It’s actually MDOT, MDOT (Michigan Department of Transportation) is involved in it, and so we’re another highway. And your help to keep that highway open is very appreciated.” The airport structure to have a licensed airport manager, Reynolds, who also serves as chair of the Cheboygan County Airport Authority. There are two assistant managers, Gary Painter and Ken Fuss. The sale of fuel is the primary way the airport generates revenue. It sells 100 low-lead fuel, which is a distilled fuel and costs a little more, around $4.50 per gallon. It is a good fuel particularly when an airplane has sat for a period of time. The fuel will not get any varnish in it and can sit for approximately seven years.
“Then we also have, besides 100 low-lead, we have Jet-A fuel, which is another really refined diesel fuel,” said Reynolds. “That’s what Jet-A is; so we sell that as well.” The Cheboygan County Airport doesn’t have a lot of jet traffic. It typically sells the Jet-A fuel to the Coast Guard and the University of Michigan for its medical flights.
There are a few planes that do use the Jet-A fuel, but a majority of the fuel sales at the airport are of the 100 low-lead. “One hundred low-lead is for general aviation aircraft. That’s aircraft that fly in mostly to a smaller airport like Cheboygan. Last year we sold 7,851 gallons, and we’re up to 9,095 gallons that we have sold this year,” said Reynolds. “So there’s some growth there.” In addition to fuel sales, the airport generates revenue renting hangars.Currently, all of the hangars at the airport are full.
With the help of Cheboygan County, the airport participates in a grant program each year, which is 90 percent federal funds, 5 percent state and 5 percent local match. The county helps with the 5 percent match. Establishing a cross-wind runway is one of the most recent projects the airport has completed with the grant funding. The project was a challenge because the airport needed approvals for the easements from the property owners around the airport and had to provide for a 20-to-1 glide ratio. “So, we had to take some trees down, and it was a little bit of a challenge to get that done. But we did get that done. The cross-wind runway is open; it’s a 35-17 runway now,” said Reynolds. “35 means 350 degrees.”
Years ago, when the airport was paved in 1972, it should have been put in as a north to west runway, but it was put in as an east to west runway. Most winds come out of the northwest in this area, and that is why the airport authority decided to put in the cross-wind runway. “So, it’s more of a safety thing than anything else,” said Reynolds. “ Cross winds are the most difficult condition in which to land a plane.
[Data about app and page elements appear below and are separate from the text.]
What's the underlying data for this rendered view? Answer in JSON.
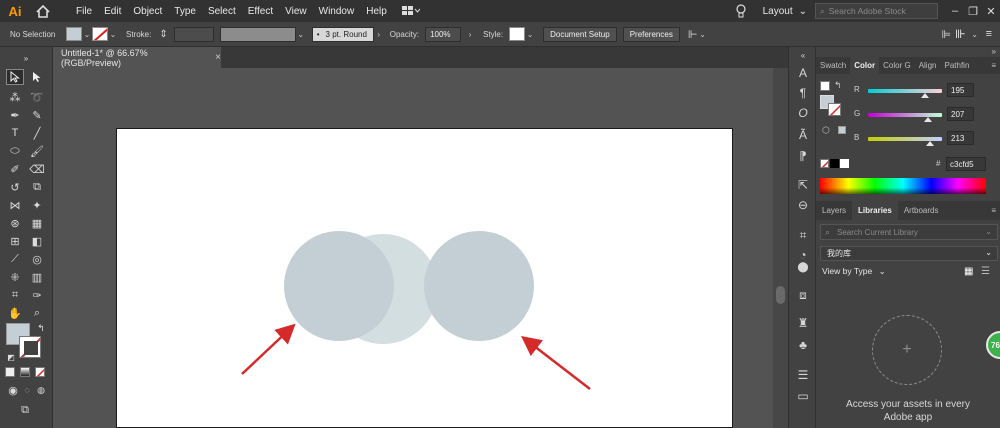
{
  "app": {
    "logo": "Ai"
  },
  "menu": [
    "File",
    "Edit",
    "Object",
    "Type",
    "Select",
    "Effect",
    "View",
    "Window",
    "Help"
  ],
  "header": {
    "layout_label": "Layout",
    "stock_placeholder": "Search Adobe Stock"
  },
  "control": {
    "selection": "No Selection",
    "stroke_label": "Stroke:",
    "brush": "3 pt. Round",
    "opacity_label": "Opacity:",
    "opacity_value": "100%",
    "style_label": "Style:",
    "document_setup": "Document Setup",
    "preferences": "Preferences"
  },
  "document": {
    "tab_title": "Untitled-1* @ 66.67% (RGB/Preview)",
    "close": "×"
  },
  "color_panel": {
    "tabs": [
      "Swatch",
      "Color",
      "Color G",
      "Align",
      "Pathfin"
    ],
    "active_tab": "Color",
    "channels": [
      {
        "letter": "R",
        "value": "195",
        "level": 0.765
      },
      {
        "letter": "G",
        "value": "207",
        "level": 0.812
      },
      {
        "letter": "B",
        "value": "213",
        "level": 0.835
      }
    ],
    "hex_label": "#",
    "hex_value": "c3cfd5",
    "fill_color": "#c3cfd5"
  },
  "libraries_panel": {
    "tabs": [
      "Layers",
      "Libraries",
      "Artboards"
    ],
    "active_tab": "Libraries",
    "search_placeholder": "Search Current Library",
    "library_name": "我的库",
    "view_by": "View by Type",
    "add_symbol": "+",
    "assets_line1": "Access your assets in every",
    "assets_line2": "Adobe app"
  },
  "badge": "76",
  "artwork": {
    "circle_left_color": "#c3cfd5",
    "circle_middle_color": "#d3dee1",
    "circle_right_color": "#c3cfd5",
    "arrow_color": "#d42a2a"
  }
}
When any contamination is added to the runway, whether it is snow, ice or something else, it makes it even more difficult to land.
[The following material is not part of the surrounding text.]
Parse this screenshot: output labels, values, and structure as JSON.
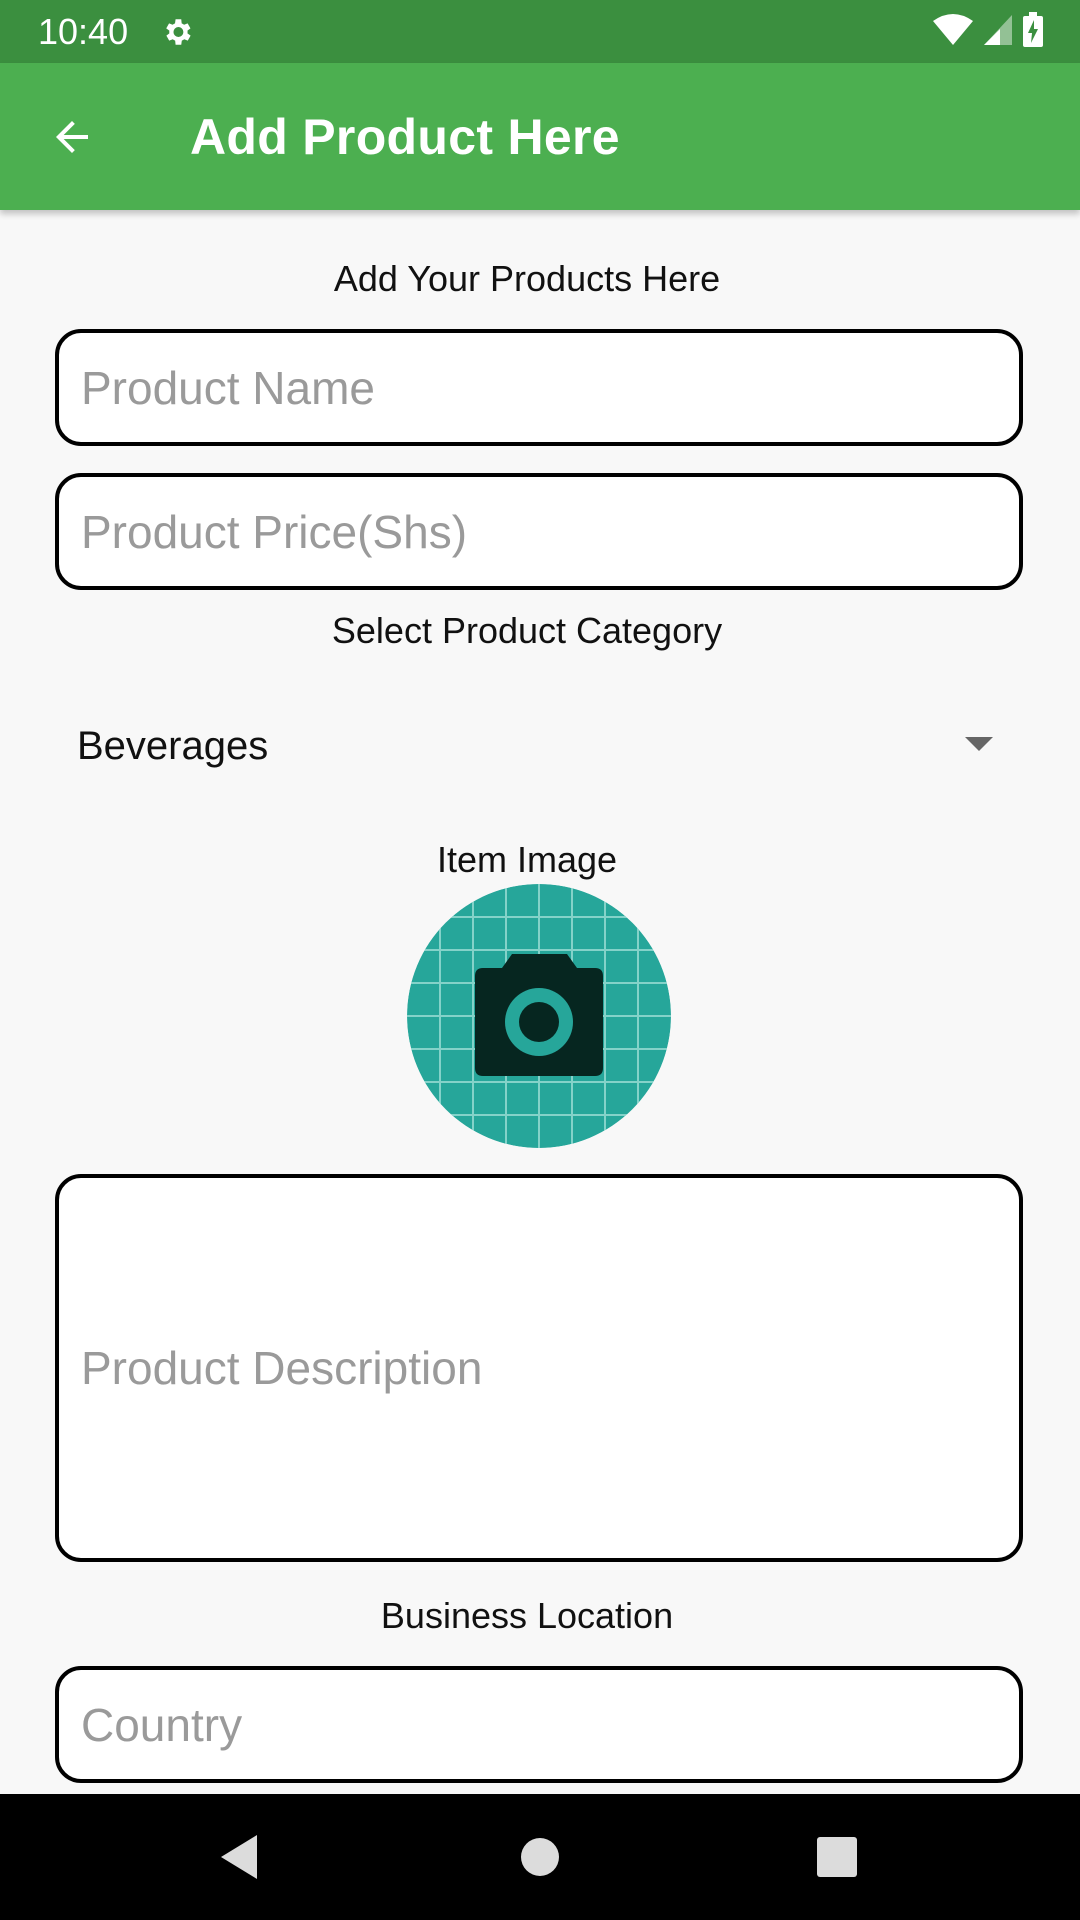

This was another argument for the installation of the new, short runway. The airport also was able to purchase a new plow truck to maintain the runways, replacing the 1985 plow truck it had been using for years. Crack sealing and painting was also just completed at the airport. The airport is required to open up the runways as soon as the snow flies and the daylight arrives, within two hours. “Probably our biggest challenge in the next little while is that the airport terminal was built in 1972, and it’s getting pretty tired as well,” said Reynolds.
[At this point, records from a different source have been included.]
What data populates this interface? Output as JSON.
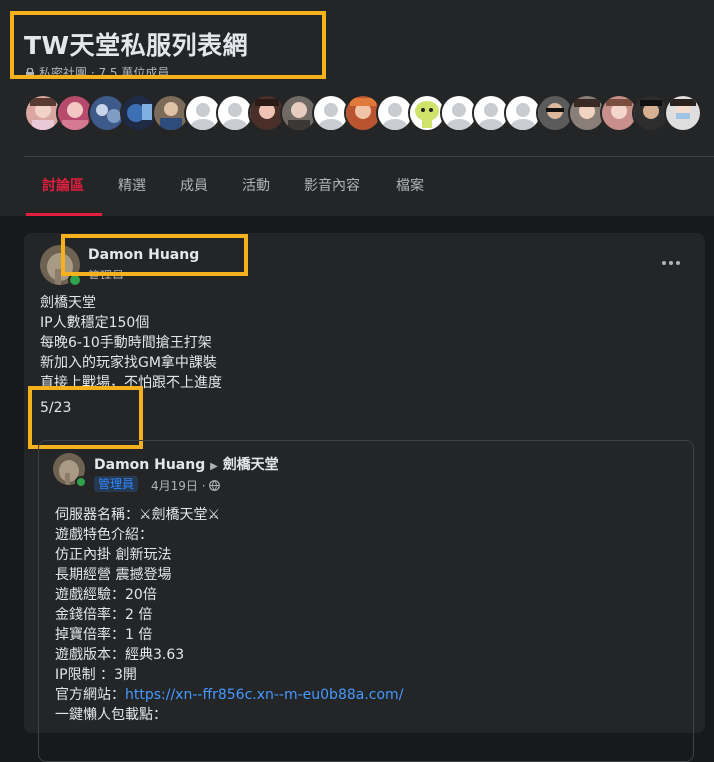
{
  "group": {
    "title": "TW天堂私服列表網",
    "meta": "私密社團 · 7.5 萬位成員"
  },
  "colors": {
    "highlight": "#f5b21e",
    "accent": "#e41e3f",
    "background": "#18191a",
    "card": "#242526",
    "link": "#4599ff"
  },
  "tabs": [
    {
      "label": "討論區",
      "active": true
    },
    {
      "label": "精選"
    },
    {
      "label": "成員"
    },
    {
      "label": "活動"
    },
    {
      "label": "影音內容"
    },
    {
      "label": "檔案"
    }
  ],
  "post": {
    "author": "Damon Huang",
    "role": "管理員",
    "lines": [
      "劍橋天堂",
      "IP人數穩定150個",
      "每晚6-10手動時間搶王打架",
      "新加入的玩家找GM拿中課裝",
      "直接上戰場，不怕跟不上進度"
    ],
    "date_text": "5/23",
    "shared": {
      "author": "Damon Huang",
      "target": "劍橋天堂",
      "badge": "管理員",
      "time": "4月19日 ·",
      "lines": [
        "伺服器名稱：⚔劍橋天堂⚔",
        "遊戲特色介紹：",
        "仿正內掛 創新玩法",
        "長期經營 震撼登場",
        "遊戲經驗：20倍",
        "金錢倍率：2 倍",
        "掉寶倍率：1 倍",
        "遊戲版本：經典3.63",
        "IP限制 ：3開"
      ],
      "site_label": "官方網站：",
      "site_url": "https://xn--ffr856c.xn--m-eu0b88a.com/",
      "last_line": "一鍵懶人包載點："
    }
  }
}
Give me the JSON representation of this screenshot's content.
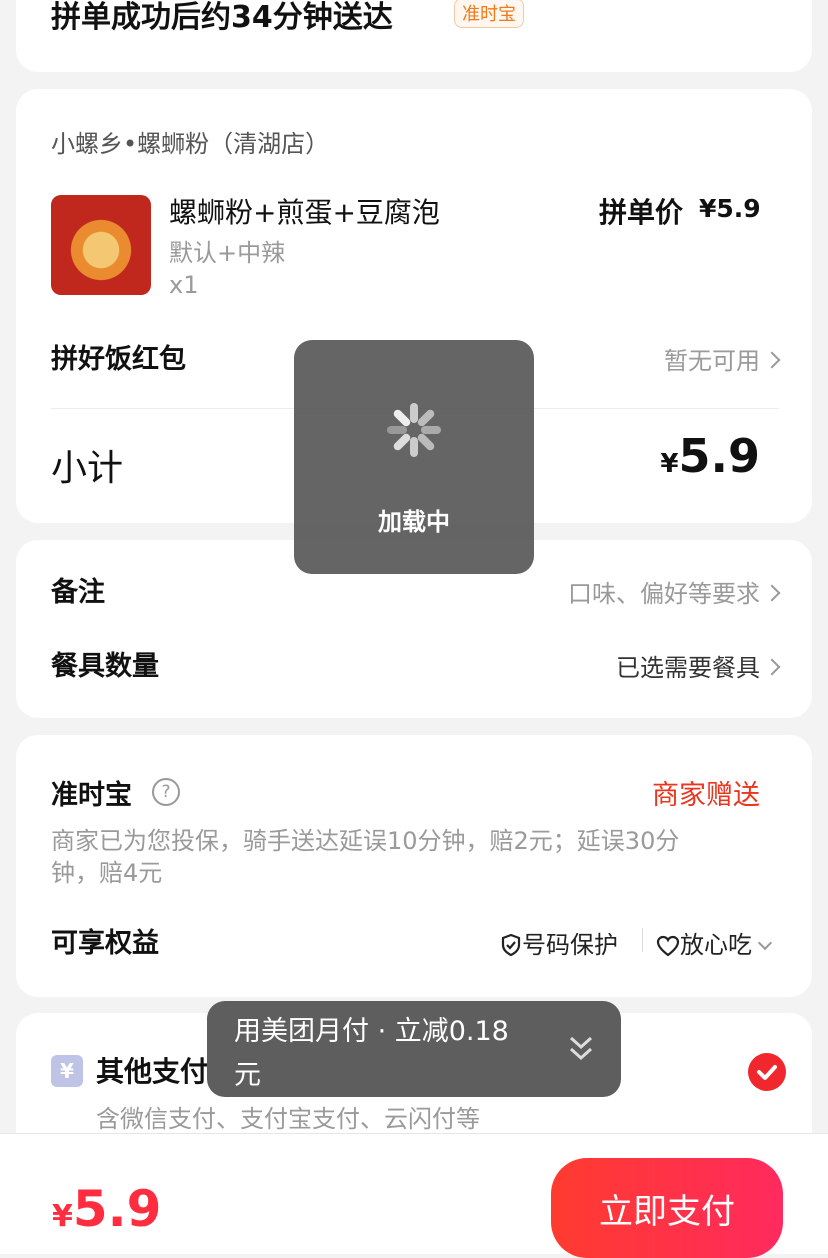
{
  "delivery": {
    "text": "拼单成功后约34分钟送达",
    "tag": "准时宝"
  },
  "store": {
    "name": "小螺乡•螺蛳粉（清湖店）",
    "item": {
      "name": "螺蛳粉+煎蛋+豆腐泡",
      "spec": "默认+中辣",
      "qty": "x1",
      "price_label": "拼单价",
      "price": "¥5.9"
    },
    "red_packet": {
      "label": "拼好饭红包",
      "value": "暂无可用"
    },
    "subtotal": {
      "label": "小计",
      "currency": "¥",
      "value": "5.9"
    }
  },
  "notes": {
    "remark_label": "备注",
    "remark_value": "口味、偏好等要求",
    "utensil_label": "餐具数量",
    "utensil_value": "已选需要餐具"
  },
  "insurance": {
    "title": "准时宝",
    "badge": "商家赠送",
    "desc_line1": "商家已为您投保，骑手送达延误10分钟，赔2元；延误30分",
    "desc_line2": "钟，赔4元",
    "rights_label": "可享权益",
    "right1": "号码保护",
    "right2": "放心吃"
  },
  "payment": {
    "title": "其他支付",
    "desc": "含微信支付、支付宝支付、云闪付等",
    "icon_glyph": "¥"
  },
  "loading": {
    "text": "加载中"
  },
  "toast": {
    "line1": "用美团月付 · 立减0.18",
    "line2": "元"
  },
  "bottom": {
    "currency": "¥",
    "amount": "5.9",
    "pay_label": "立即支付"
  },
  "colors": {
    "accent": "#ff2d3f",
    "badge_red": "#e8361f",
    "gray": "#9a9a9a"
  }
}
“Unfortunately, MDOT doesn’t fund a lot of that process.” The airport authority will have to present to MDOT what its plans are to update the terminal. MDOT normally only partially funds projects that involve people, which means it will fund upgrades to the lobby area, the bathrooms and areas for pilot lounges and any type of eatery that may be there. However, no office space will be funded by MDOT. “So, we’re trying to work on a plan to update the place and get it more usable, but the dollars rule all the time, so we’re doing our best with that,” said Reynolds.
Reynolds said overall things are going well at the airport and it continues to grow each year. Last year, there were around 10,000 take-offs and landings at the airport. A lot of pilots stop for fuel and enjoy the self-serve option they have on the 100 low-lead fuel, where they just have to ground their airplane, pull up to the pump and run their credit card to get their fuel. “We’re a stop for fuel a lot of times, and that’s what we like, to be able to sell fuel,” said Reynolds. There are tie-down fees, and commercial operations are charged a landing fee by the airport. Anyone who parks at the airport and ties down pays $10 for that service.